The World Food Programme (WFP) increased the number of its food aid beneficiaries from 2.2 million in October to 2.6 million, although this only represents half of the persons in need of aid, according to WFP calculations. All in all, more than half of Zimbabwe's rural population now needs food aid.

The Zimbabwe Vulnerability Assessment Committee (ZIMVAC) estimates that about 5.02 million people in the rural areas of Zimbabwe and at least 1 million people in the urban areas will be in need of food assistance from January to March 2004.

Due to the Mugabe regime's dispute with most potential donor countries, only little aid is expected. The worsening of relations between Zimbabwe and its traditional international allies darkens the prospects of the foreign currency situation improving soon. Donor response to the UN appeal for food assistance remains lukewarm, FEWS observes.

The FEWS prediction for the coming months is pessimistic: "More and more urban poor urban households will be skipping meals, eating much less at every meal or migrating to squatter settlements, where no rent is paid. Some will even migrate to the rural areas were the cost of living is considered to be relatively lower. More are expected to pull children out of school."

- Create an e-mail alert for Zimbabwe news
- Create an e-mail alert for Agriculture - Nutrition news

    Printable version

On the Afrol News front page now

Rwanda succeeds including citizens in formal financial sector

afrol News - It is called "financial inclusion", and it is a key government policy in Rwanda. The goal is that, by 2020, 90 percent of the population is to have and actively use bank accounts. And in only four years, financial inclusion has doubled in Rwanda.

Famine warning: "South Sudan is imploding"

afrol News - The UN's humanitarian agencies now warn about a devastating famine in Sudan and especially in South Sudan, where the situation is said to be "imploding". Relief officials are appealing to donors to urgently fund life-saving activities in the two countries.
Panic in West Africa after Ebola outbreak in Guinea

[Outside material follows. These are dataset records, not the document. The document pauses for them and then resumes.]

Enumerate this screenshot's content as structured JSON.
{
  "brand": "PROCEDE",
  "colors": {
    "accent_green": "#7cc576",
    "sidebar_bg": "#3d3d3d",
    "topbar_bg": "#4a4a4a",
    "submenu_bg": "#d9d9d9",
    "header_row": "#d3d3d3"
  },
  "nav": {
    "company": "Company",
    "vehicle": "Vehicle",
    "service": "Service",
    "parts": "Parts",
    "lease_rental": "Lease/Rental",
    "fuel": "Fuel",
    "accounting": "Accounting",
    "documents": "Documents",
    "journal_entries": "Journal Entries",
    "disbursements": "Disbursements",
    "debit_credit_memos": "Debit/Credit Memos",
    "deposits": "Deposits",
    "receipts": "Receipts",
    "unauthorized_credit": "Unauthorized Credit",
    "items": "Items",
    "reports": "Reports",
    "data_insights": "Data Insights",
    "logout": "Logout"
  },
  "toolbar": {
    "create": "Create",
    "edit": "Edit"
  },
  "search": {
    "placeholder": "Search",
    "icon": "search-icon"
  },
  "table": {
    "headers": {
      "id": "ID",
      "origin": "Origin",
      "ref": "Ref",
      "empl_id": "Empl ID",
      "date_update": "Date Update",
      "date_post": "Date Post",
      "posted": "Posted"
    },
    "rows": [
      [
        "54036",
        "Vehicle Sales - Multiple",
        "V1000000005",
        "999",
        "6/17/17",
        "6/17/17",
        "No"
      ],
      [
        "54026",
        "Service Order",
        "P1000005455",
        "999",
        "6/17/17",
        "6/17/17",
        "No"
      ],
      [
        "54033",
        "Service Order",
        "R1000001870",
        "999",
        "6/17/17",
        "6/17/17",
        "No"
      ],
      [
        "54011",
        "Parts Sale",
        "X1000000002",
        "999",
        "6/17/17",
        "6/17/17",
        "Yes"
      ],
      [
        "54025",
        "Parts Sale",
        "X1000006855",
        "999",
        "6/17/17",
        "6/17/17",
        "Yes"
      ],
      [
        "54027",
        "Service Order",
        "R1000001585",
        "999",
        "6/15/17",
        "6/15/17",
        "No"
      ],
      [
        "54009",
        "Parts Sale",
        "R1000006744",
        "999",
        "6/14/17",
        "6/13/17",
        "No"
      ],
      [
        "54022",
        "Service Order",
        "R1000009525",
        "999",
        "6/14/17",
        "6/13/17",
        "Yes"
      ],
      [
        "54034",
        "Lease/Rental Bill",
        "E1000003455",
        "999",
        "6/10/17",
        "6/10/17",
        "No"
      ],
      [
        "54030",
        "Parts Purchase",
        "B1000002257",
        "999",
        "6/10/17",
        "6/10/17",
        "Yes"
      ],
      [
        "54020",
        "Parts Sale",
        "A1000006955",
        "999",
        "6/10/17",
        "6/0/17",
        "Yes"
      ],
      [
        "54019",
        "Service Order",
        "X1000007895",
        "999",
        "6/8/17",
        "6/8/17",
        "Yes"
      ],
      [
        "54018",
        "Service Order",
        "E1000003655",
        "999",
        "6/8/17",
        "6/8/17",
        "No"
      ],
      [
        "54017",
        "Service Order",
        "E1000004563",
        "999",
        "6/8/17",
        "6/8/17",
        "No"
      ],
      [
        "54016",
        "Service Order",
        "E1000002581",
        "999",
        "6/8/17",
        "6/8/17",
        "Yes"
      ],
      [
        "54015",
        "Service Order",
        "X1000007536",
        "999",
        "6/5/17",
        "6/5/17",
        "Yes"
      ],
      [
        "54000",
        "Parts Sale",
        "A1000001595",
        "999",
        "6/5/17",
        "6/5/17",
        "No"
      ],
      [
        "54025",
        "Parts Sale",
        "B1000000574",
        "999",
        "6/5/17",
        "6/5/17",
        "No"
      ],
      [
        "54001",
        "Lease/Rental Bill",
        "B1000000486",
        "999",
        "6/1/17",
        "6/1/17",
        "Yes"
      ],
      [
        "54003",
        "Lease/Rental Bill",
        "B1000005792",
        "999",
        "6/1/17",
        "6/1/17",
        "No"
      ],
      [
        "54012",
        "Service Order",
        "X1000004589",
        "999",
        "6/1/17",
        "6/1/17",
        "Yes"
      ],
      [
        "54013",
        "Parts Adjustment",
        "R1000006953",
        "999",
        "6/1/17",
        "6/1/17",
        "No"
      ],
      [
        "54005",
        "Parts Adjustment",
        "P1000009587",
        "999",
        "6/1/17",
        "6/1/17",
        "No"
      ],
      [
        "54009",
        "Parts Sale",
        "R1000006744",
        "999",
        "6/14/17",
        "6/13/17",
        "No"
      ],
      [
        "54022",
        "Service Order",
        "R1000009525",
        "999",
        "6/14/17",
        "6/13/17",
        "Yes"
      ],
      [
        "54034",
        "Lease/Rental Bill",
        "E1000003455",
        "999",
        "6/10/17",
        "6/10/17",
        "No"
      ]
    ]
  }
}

afrol News - Fear is spreading all over West Africa after the health ministry in Guinea confirmed the first Ebola outbreak in this part of Africa. According to official numbers, at least 86 are infected and 59 are dead as a result of this very contagious disease.
Ethiopia tightens its already strict anti-gay laws

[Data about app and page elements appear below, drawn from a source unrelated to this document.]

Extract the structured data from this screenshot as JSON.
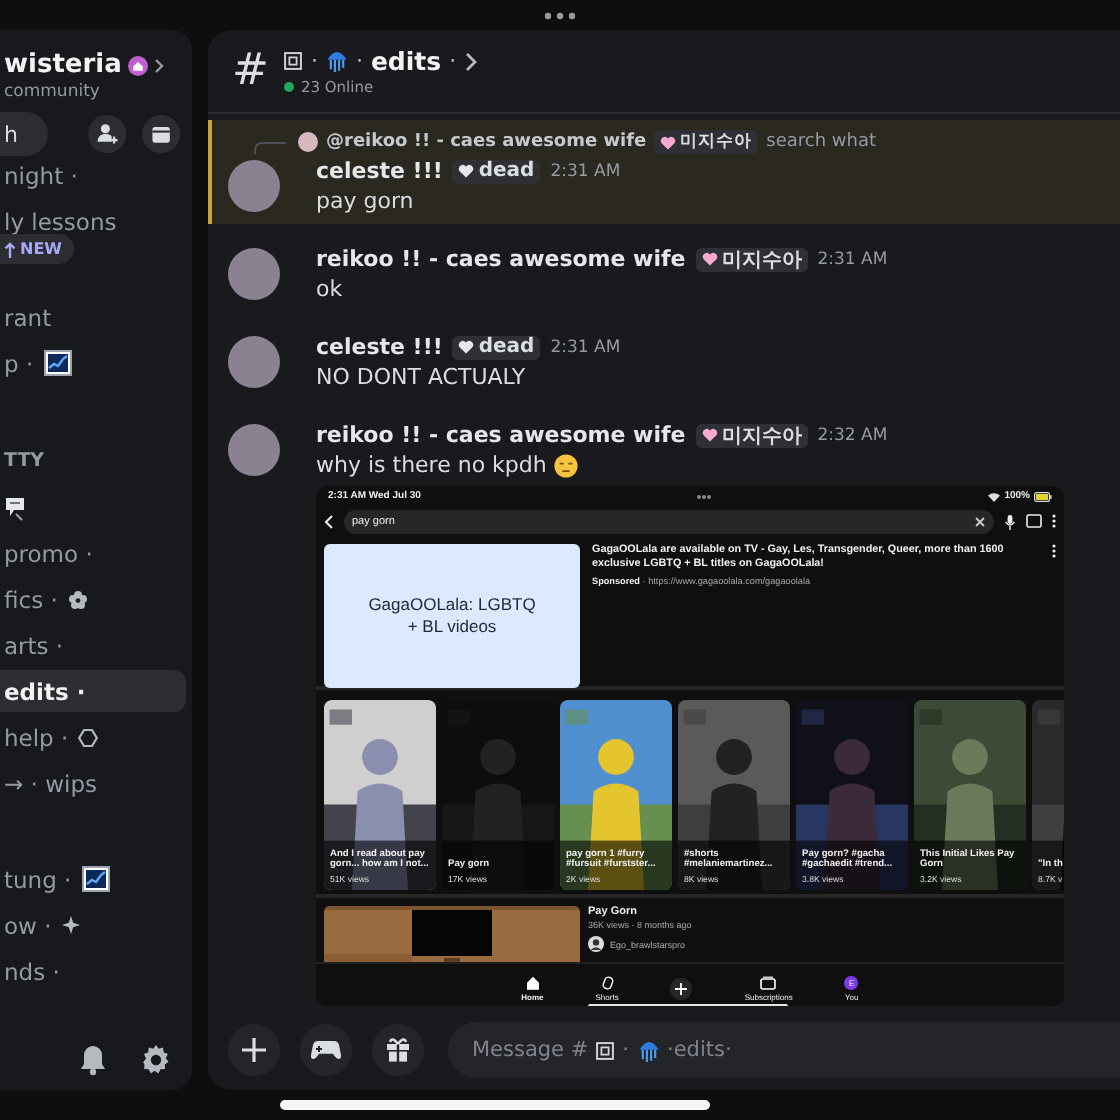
{
  "sidebar": {
    "server_name": "wisteria",
    "server_subtitle": "community",
    "search_label": "h",
    "new_badge": "NEW",
    "groups": [
      {
        "items": [
          {
            "kind": "text",
            "label": "night ·",
            "selected": false
          },
          {
            "kind": "text",
            "label": "ly lessons",
            "selected": false
          }
        ]
      },
      {
        "items": [
          {
            "kind": "text",
            "label": "rant",
            "selected": false
          },
          {
            "kind": "chart",
            "label": "p ·",
            "selected": false
          }
        ]
      },
      {
        "category": "TTY",
        "items": [
          {
            "kind": "sticker",
            "selected": false
          },
          {
            "kind": "text",
            "label": "promo ·",
            "selected": false
          },
          {
            "kind": "flower",
            "label": "fics ·",
            "selected": false
          },
          {
            "kind": "text",
            "label": "arts ·",
            "selected": false
          },
          {
            "kind": "text",
            "label": "edits ·",
            "selected": true
          },
          {
            "kind": "hexagon",
            "label": "help ·",
            "selected": false
          },
          {
            "kind": "text",
            "label": "→ · wips",
            "selected": false
          }
        ]
      },
      {
        "items": [
          {
            "kind": "chart",
            "label": "tung ·",
            "selected": false
          },
          {
            "kind": "sparkle",
            "label": "ow ·",
            "selected": false
          },
          {
            "kind": "text",
            "label": "nds ·",
            "selected": false
          }
        ]
      }
    ]
  },
  "header": {
    "hash": "#",
    "title_parts": [
      {
        "kind": "square"
      },
      {
        "kind": "text",
        "text": "·"
      },
      {
        "kind": "jellyfish"
      },
      {
        "kind": "text",
        "text": "·"
      },
      {
        "kind": "strong",
        "text": "edits"
      },
      {
        "kind": "text",
        "text": "·"
      },
      {
        "kind": "chevron"
      }
    ],
    "online": "23 Online"
  },
  "messages": [
    {
      "author": "celeste !!!",
      "tag": {
        "text": "dead",
        "color": "#e5e7eb"
      },
      "time": "2:31 AM",
      "text": "pay gorn",
      "highlighted": true,
      "reply": {
        "author": "@reikoo !! - caes awesome wife",
        "tag": {
          "text": "미지수아",
          "color": "#f9a8d4"
        },
        "text": "search what"
      }
    },
    {
      "author": "reikoo !! - caes awesome wife",
      "tag": {
        "text": "미지수아",
        "color": "#f9a8d4"
      },
      "time": "2:31 AM",
      "text": "ok",
      "highlighted": false
    },
    {
      "author": "celeste !!!",
      "tag": {
        "text": "dead",
        "color": "#e5e7eb"
      },
      "time": "2:31 AM",
      "text": "NO DONT ACTUALY",
      "highlighted": false
    },
    {
      "author": "reikoo !! - caes awesome wife",
      "tag": {
        "text": "미지수아",
        "color": "#f9a8d4"
      },
      "time": "2:32 AM",
      "text": "why is there no kpdh",
      "trailing_emoji": true,
      "highlighted": false,
      "attachment": {
        "status_time": "2:31 AM  Wed Jul 30",
        "battery": "100%",
        "search_query": "pay gorn",
        "ad": {
          "thumb_text": "GagaOOLala: LGBTQ + BL videos",
          "title": "GagaOOLala are available on TV - Gay, Les, Transgender, Queer, more than 1600 exclusive LGBTQ + BL titles on GagaOOLala!",
          "sponsored": "Sponsored",
          "url": "· https://www.gagaoolala.com/gagaoolala"
        },
        "shorts": [
          {
            "title": "And I read about pay gorn... how am I not...",
            "views": "51K views"
          },
          {
            "title": "Pay gorn",
            "views": "17K views"
          },
          {
            "title": "pay gorn 1 #furry #fursuit #furstster...",
            "views": "2K views"
          },
          {
            "title": "#shorts #melaniemartinez...",
            "views": "8K views"
          },
          {
            "title": "Pay gorn? #gacha #gachaedit #trend...",
            "views": "3.8K views"
          },
          {
            "title": "This Initial Likes Pay Gorn",
            "views": "3.2K views"
          },
          {
            "title": "\"In th",
            "views": "8.7K v"
          }
        ],
        "video": {
          "title": "Pay Gorn",
          "meta": "36K views · 8 months ago",
          "channel": "Ego_brawlstarspro"
        },
        "nav": [
          {
            "kind": "home",
            "label": "Home",
            "selected": true
          },
          {
            "kind": "shorts",
            "label": "Shorts",
            "selected": false
          },
          {
            "kind": "plus",
            "selected": false
          },
          {
            "kind": "subs",
            "label": "Subscriptions",
            "selected": false
          },
          {
            "kind": "you",
            "label": "You",
            "letter": "E",
            "selected": false
          }
        ]
      }
    }
  ],
  "composer": {
    "placeholder_parts": [
      {
        "kind": "text",
        "text": "Message #"
      },
      {
        "kind": "square"
      },
      {
        "kind": "text",
        "text": "·"
      },
      {
        "kind": "jellyfish"
      },
      {
        "kind": "text",
        "text": "·"
      },
      {
        "kind": "text",
        "text": "edits"
      },
      {
        "kind": "text",
        "text": "·"
      }
    ]
  }
}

afrol News - It is already a crime being homosexual in Ethiopia, but parliament is now making sure the anti-gay laws will be applied in practical life. No pardoning of gays will be allowed in future, but activist fear this only is a signal of further repression being prepared.
Ethiopia plans Africa's biggest dam

afrol News / Africa Renewal - Ethiopia's ambitious plan to build a US$ 4.2 billion dam in the Benishangul-Gumuz region, 40 km from its border with Sudan, is expected to provide 6,000 megawatts of electricity, enough for its population plus some excess it can sell to neighbouring countries.

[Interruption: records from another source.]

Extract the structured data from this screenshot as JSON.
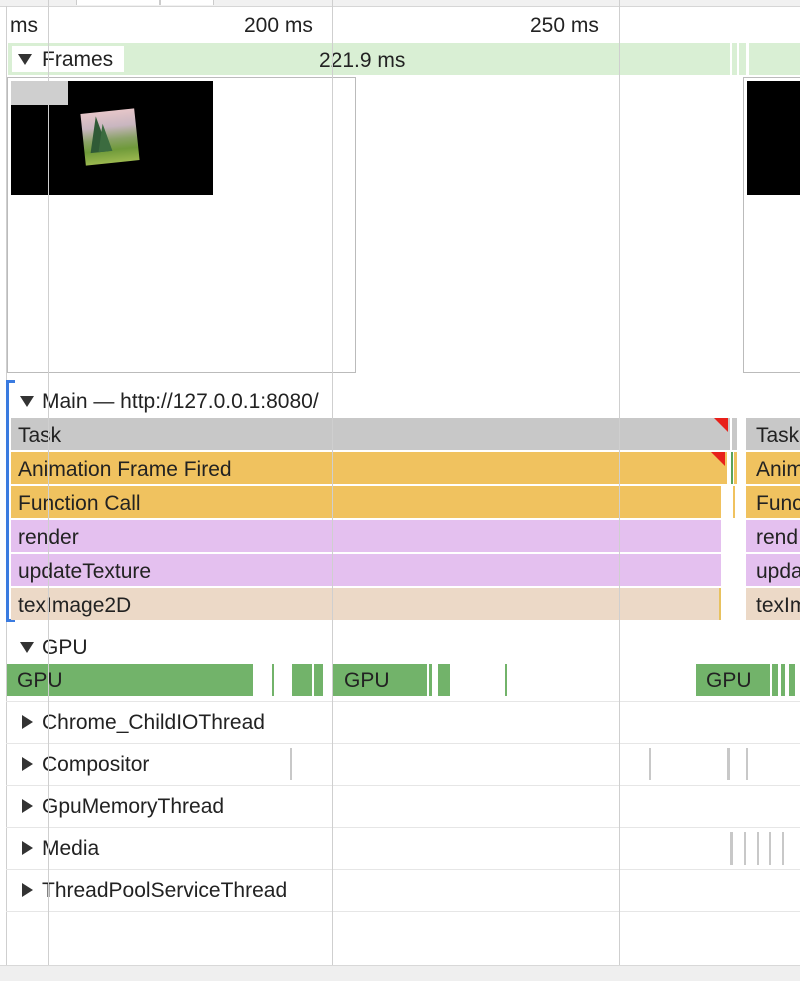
{
  "ruler": {
    "labels": [
      "ms",
      "200 ms",
      "250 ms"
    ]
  },
  "frames": {
    "label": "Frames",
    "duration": "221.9 ms"
  },
  "main": {
    "title": "Main — http://127.0.0.1:8080/",
    "entries": [
      {
        "label": "Task",
        "continued": "Task"
      },
      {
        "label": "Animation Frame Fired",
        "continued": "Anim"
      },
      {
        "label": "Function Call",
        "continued": "Func"
      },
      {
        "label": "render",
        "continued": "rend"
      },
      {
        "label": "updateTexture",
        "continued": "upda"
      },
      {
        "label": "texImage2D",
        "continued": "texIm"
      }
    ],
    "colors": {
      "task": "#c8c8c8",
      "scripting": "#f0c25f",
      "js": "#e4c0ef",
      "gpu_call": "#ecd9c7"
    }
  },
  "gpu": {
    "label": "GPU",
    "blocks": [
      "GPU",
      "GPU",
      "GPU"
    ],
    "color": "#72b36a"
  },
  "threads": [
    {
      "label": "Chrome_ChildIOThread"
    },
    {
      "label": "Compositor"
    },
    {
      "label": "GpuMemoryThread"
    },
    {
      "label": "Media"
    },
    {
      "label": "ThreadPoolServiceThread"
    }
  ]
}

front page | news | countries | archive | currencies | news alerts login | about afrol News | contact | advertise | español 

©  afrol News. Reproducing or buying afrol News' articles.

   You can contact us at